Current laws provide that insurance firms cannot decline requests for renewal of insurance policies, but can reject those who want to move from other insurance firms.

Insurance firms encourage accident-free drivers to take coinsurance on the pretext of complicated qualifications, including car age, driver age, and car type, as well as long accident-free terms.

Accident-free drivers sometimes experience troubles caused by poor service from insurance firms.

Mr. Hwang (48, from Nam-gu, Busan), who took coinsurance, could not renew the insurance since he had not been informed of the policy expiry date by the insurance firm. Accordingly, he had a traffic accident without insurance and had to pay millions of won in compensation.

Unfavorable to Insurance Firms As Well-

Insurance firms explain that they cannot help but be careful in choosing clients due to the excessive loss rates (ratio of insurance claim to premium).

Recently, the average loss rate of insurance firms increased up to around 80 percent.
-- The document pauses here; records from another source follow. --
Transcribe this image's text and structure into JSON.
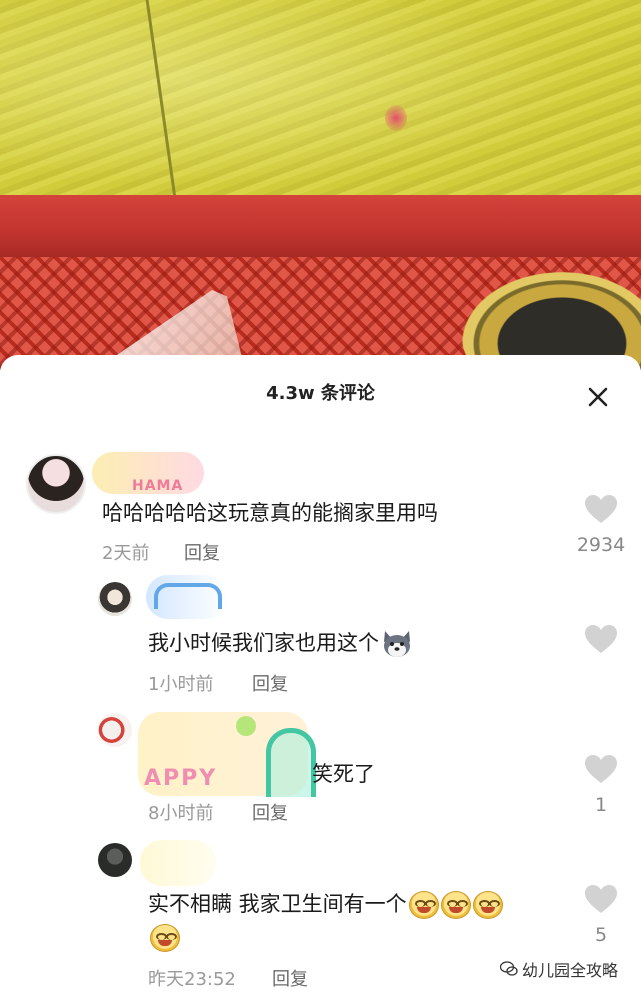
{
  "sheet": {
    "title": "4.3w 条评论"
  },
  "comments": [
    {
      "text": "哈哈哈哈哈这玩意真的能搁家里用吗",
      "name_sticker": "HAMA",
      "time": "2天前",
      "reply_label": "回复",
      "likes": "2934"
    },
    {
      "text": "我小时候我们家也用这个",
      "emoji": "husky-emoji",
      "time": "1小时前",
      "reply_label": "回复",
      "likes": ""
    },
    {
      "text": "笑死了",
      "name_sticker": "APPY",
      "time": "8小时前",
      "reply_label": "回复",
      "likes": "1"
    },
    {
      "text": "实不相瞒 我家卫生间有一个",
      "emoji": "grin-emoji",
      "time": "昨天23:52",
      "reply_label": "回复",
      "likes": "5"
    }
  ],
  "watermark": {
    "text": "幼儿园全攻略"
  },
  "colors": {
    "sheet_bg": "#ffffff",
    "meta_text": "#9a9a9a",
    "heart": "#d2d2d2"
  },
  "icons": [
    "close-icon",
    "heart-icon",
    "wechat-icon"
  ]
}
The insurance industry insists that reasonable loss rate be about 73 percent.

Accordingly, Shindongah Fire & Marine Insurance Co is planning to raise automobile insurance premiums for new applicants by two percent on average from next month; Green Fire & Marine Insurance Co 1.7 percent.

Moon Hyuk, executive chief officer of Insurance Consumer Committee, said, “It doesn’t make sense that insurance premiums rise despite no accidents. The system of automobile insurance should be revised for insurance premium to be linked to one’s lifelong accident rate.”